Like any business sector the security industry has not missed out on the impact of the economic crises of the last few years. In the early days of the recession there were two schools of thought; firstly that some major jobs would be moth-balled until a time when cash-flow was at more of a premium and secondly, as is usual for a recession, crime would rise so more security measures would be required.
Looking back there is a case for both of these scenarios having happened to some extent. The major crimes of the early downturn appeared to be the theft of items such as diesel and metal machinery and oddities (manhole covers, cable and statues) for scrap value. These thefts did lead to an increase in surveillance and monitoring applications and the theft of fuel (as prices remain high) is still a major problem for the police.

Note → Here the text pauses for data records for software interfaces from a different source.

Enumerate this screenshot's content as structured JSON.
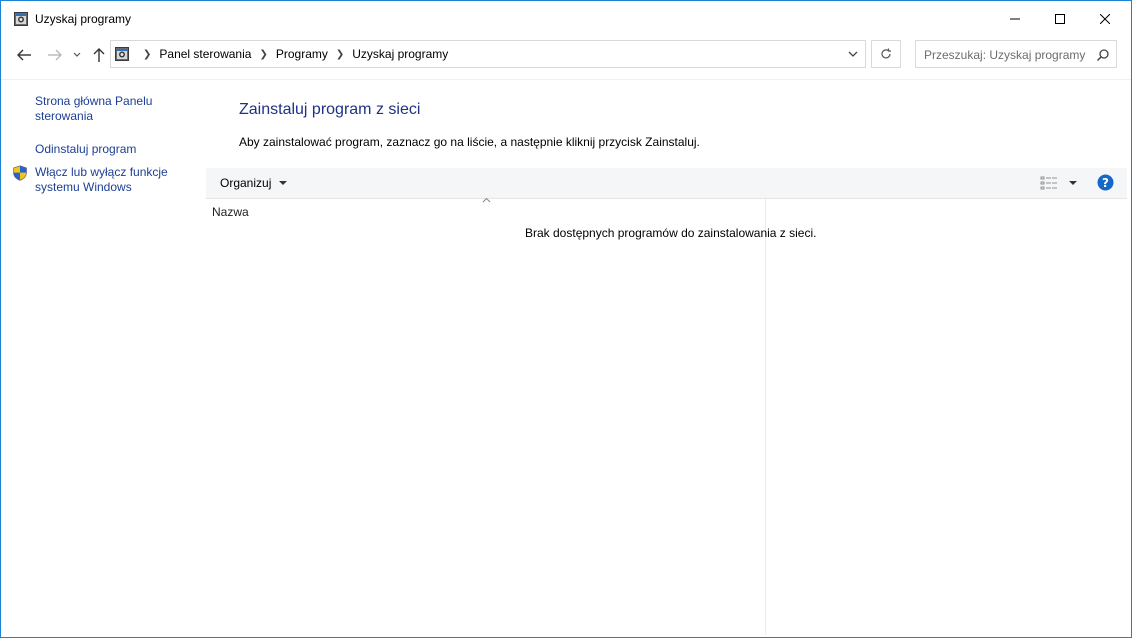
{
  "window": {
    "title": "Uzyskaj programy",
    "icon": "control-panel-icon",
    "controls": [
      "minimize-icon",
      "maximize-icon",
      "close-icon"
    ]
  },
  "nav": {
    "back": "back-arrow-icon",
    "forward": "forward-arrow-icon",
    "recent": "chevron-down-icon",
    "up": "up-arrow-icon"
  },
  "address": {
    "crumbs": [
      "Panel sterowania",
      "Programy",
      "Uzyskaj programy"
    ]
  },
  "search": {
    "placeholder": "Przeszukaj: Uzyskaj programy"
  },
  "sidebar": {
    "items": [
      {
        "label": "Strona główna Panelu sterowania"
      },
      {
        "label": "Odinstaluj program"
      },
      {
        "label": "Włącz lub wyłącz funkcje systemu Windows",
        "icon": "shield-icon"
      }
    ]
  },
  "main": {
    "heading": "Zainstaluj program z sieci",
    "instruction": "Aby zainstalować program, zaznacz go na liście, a następnie kliknij przycisk Zainstaluj.",
    "toolbar": {
      "organize_label": "Organizuj"
    },
    "list": {
      "column_name": "Nazwa",
      "empty_message": "Brak dostępnych programów do zainstalowania z sieci."
    }
  },
  "colors": {
    "border": "#1883d7",
    "heading": "#1e3287",
    "link": "#1c3f94",
    "help": "#1668c8"
  }
}
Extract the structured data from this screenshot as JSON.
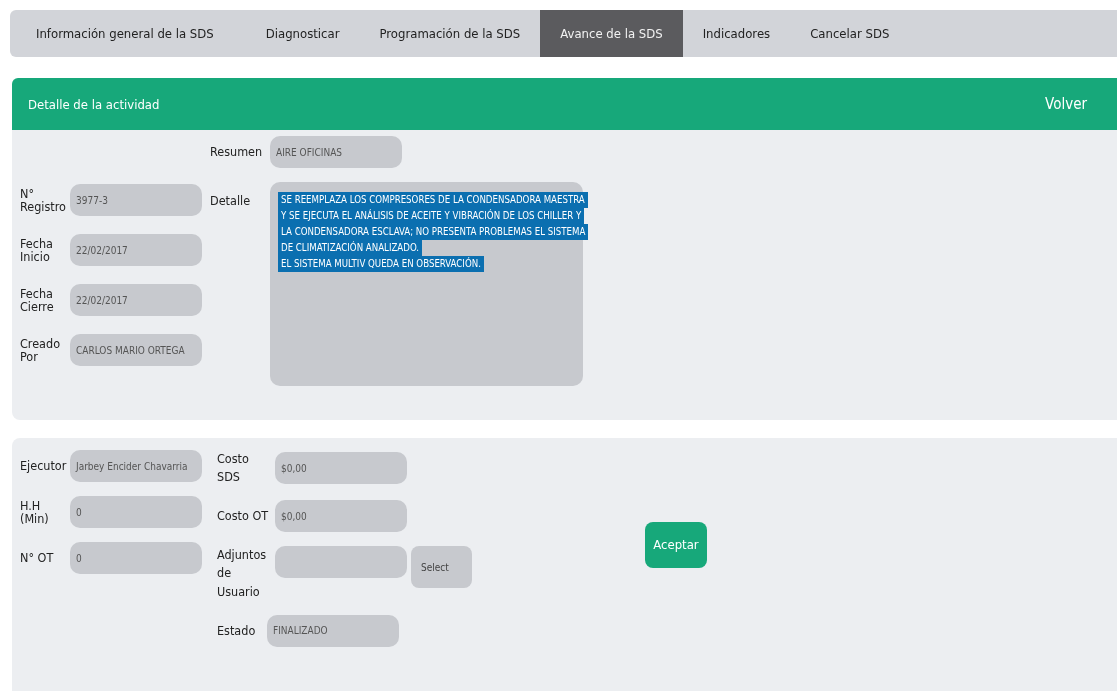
{
  "tabs": [
    {
      "label": "Información general de la SDS",
      "selected": false
    },
    {
      "label": "Diagnosticar",
      "selected": false
    },
    {
      "label": "Programación de la SDS",
      "selected": false
    },
    {
      "label": "Avance de la SDS",
      "selected": true
    },
    {
      "label": "Indicadores",
      "selected": false
    },
    {
      "label": "Cancelar SDS",
      "selected": false
    }
  ],
  "header": {
    "title": "Detalle de la actividad",
    "back": "Volver"
  },
  "activity": {
    "left_fields": [
      {
        "label": "N° Registro",
        "value": "3977-3"
      },
      {
        "label": "Fecha Inicio",
        "value": "22/02/2017"
      },
      {
        "label": "Fecha Cierre",
        "value": "22/02/2017"
      },
      {
        "label": "Creado Por",
        "value": "CARLOS MARIO ORTEGA"
      }
    ],
    "resumen": {
      "label": "Resumen",
      "value": "AIRE OFICINAS"
    },
    "detalle": {
      "label": "Detalle",
      "highlighted": true,
      "lines": [
        "SE REEMPLAZA LOS COMPRESORES DE LA CONDENSADORA MAESTRA",
        "Y SE EJECUTA EL ANÁLISIS DE ACEITE Y VIBRACIÓN DE LOS CHILLER Y",
        "LA CONDENSADORA ESCLAVA; NO PRESENTA PROBLEMAS EL SISTEMA",
        "DE CLIMATIZACIÓN ANALIZADO.",
        "EL SISTEMA MULTIV QUEDA EN OBSERVACIÓN."
      ]
    }
  },
  "execution": {
    "left_fields": [
      {
        "label": "Ejecutor",
        "value": "Jarbey Encider Chavarria"
      },
      {
        "label": "H.H (Min)",
        "value": "0"
      },
      {
        "label": "N° OT",
        "value": "0"
      }
    ],
    "right_fields": [
      {
        "label": "Costo SDS",
        "value": "$0,00"
      },
      {
        "label": "Costo OT",
        "value": "$0,00"
      }
    ],
    "attachments": {
      "label": "Adjuntos de Usuario",
      "button": "Select"
    },
    "estado": {
      "label": "Estado",
      "value": "FINALIZADO"
    },
    "accept": "Aceptar"
  }
}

Indeed the CCTV market in the UK did not slow down during the recession as a recent report from Key Note shows a value growth of 3.1% in 2012 and a 5.8% growth in 2013. People did not stop buying cameras in general, but the major contracts were held back.
In terms of shelved projects this was a problem for installers as there was an increasing reliance upon existing customers and maintenance contracts to get through the tough times. Furthermore the much publicised encroachment of IT integrators moving into the security sphere along with the introduction of cheap DIY network security products on the high street added further pressures to the bottom line.
But changes are apparently afoot. The green shoots of recovery are now beginning to blossom and many of the people we have spoken to over the last few months have said that they are definitely seeing a change in the market. Indeed all the signs from the economic commentators give the impression that the UK market is doing rather well these days. Industrial output is up, the service sector is still growing, unemployment is down, house prices are rising and house building is also on the up and other similar factors are all contributing to the fact that the UK is currently showing signs of having the best growth of all the G7 countries. Most experts (apart from those with political agendas) agree that the economic tide had turned.
On the crest of this wave the moth-balled projects are beginning to come to fruition and this is good news for the security installer as larger contracts are now on the table. The aforementioned market report from Key Note predicts a CCTV value growth of 3.8% for 2014 yet there are people that we have spoken to that believe this will be higher, especially once the summer holidays are over and companies begin looking to freeing up budgets that had been tightened in previous years.
Whatever the final figures prove to be, the times are beginning to look financially rosier for the security installer. Obviously there is not going to be a sudden pot of gold waiting for all of you in the office one morning, but all predictions are looking positive – which is much welcome news.